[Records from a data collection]
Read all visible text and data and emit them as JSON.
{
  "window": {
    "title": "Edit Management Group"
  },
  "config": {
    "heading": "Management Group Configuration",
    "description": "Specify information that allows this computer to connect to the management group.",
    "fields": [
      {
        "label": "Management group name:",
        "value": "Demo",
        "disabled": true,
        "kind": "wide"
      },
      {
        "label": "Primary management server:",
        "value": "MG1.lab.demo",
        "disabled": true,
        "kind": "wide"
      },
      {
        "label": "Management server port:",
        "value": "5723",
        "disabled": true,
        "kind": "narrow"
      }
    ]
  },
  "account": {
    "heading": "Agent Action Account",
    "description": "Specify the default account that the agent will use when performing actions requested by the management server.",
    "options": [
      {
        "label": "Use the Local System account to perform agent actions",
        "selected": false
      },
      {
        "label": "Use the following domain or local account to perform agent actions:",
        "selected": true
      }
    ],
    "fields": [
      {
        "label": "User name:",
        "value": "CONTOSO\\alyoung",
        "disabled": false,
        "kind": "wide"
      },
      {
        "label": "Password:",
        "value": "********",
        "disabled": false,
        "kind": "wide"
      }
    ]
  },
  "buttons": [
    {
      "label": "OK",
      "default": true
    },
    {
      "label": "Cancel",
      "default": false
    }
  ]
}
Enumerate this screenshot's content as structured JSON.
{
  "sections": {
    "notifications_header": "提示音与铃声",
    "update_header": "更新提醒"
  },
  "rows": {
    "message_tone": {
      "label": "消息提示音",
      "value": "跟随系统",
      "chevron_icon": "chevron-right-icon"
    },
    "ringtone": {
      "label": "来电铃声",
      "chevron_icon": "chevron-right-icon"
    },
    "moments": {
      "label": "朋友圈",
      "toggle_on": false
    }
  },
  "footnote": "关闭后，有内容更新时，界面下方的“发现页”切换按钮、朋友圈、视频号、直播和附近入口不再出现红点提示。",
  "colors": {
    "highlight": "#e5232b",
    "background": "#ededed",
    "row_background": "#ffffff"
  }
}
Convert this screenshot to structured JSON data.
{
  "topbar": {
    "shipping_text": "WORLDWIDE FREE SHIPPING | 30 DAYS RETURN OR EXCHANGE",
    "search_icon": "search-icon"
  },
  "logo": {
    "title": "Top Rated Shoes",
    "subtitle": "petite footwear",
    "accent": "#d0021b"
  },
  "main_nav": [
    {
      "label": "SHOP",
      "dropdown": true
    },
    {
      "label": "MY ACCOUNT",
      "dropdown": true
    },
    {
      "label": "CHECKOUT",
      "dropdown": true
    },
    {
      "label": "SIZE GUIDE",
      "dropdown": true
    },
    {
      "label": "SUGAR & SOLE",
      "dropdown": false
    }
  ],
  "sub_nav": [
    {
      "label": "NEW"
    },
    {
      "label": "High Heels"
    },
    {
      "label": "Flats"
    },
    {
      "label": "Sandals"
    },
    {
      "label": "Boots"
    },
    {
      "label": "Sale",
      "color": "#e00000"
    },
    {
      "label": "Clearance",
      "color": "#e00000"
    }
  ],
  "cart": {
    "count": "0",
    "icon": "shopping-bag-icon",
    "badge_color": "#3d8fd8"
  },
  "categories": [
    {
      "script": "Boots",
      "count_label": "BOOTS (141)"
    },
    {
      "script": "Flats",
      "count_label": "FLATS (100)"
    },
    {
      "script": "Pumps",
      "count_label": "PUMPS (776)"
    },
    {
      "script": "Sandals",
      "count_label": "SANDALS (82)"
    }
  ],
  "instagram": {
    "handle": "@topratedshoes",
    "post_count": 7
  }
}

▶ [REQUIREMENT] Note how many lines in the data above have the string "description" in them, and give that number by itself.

▶ [ANSWER FOR THE TASK] 2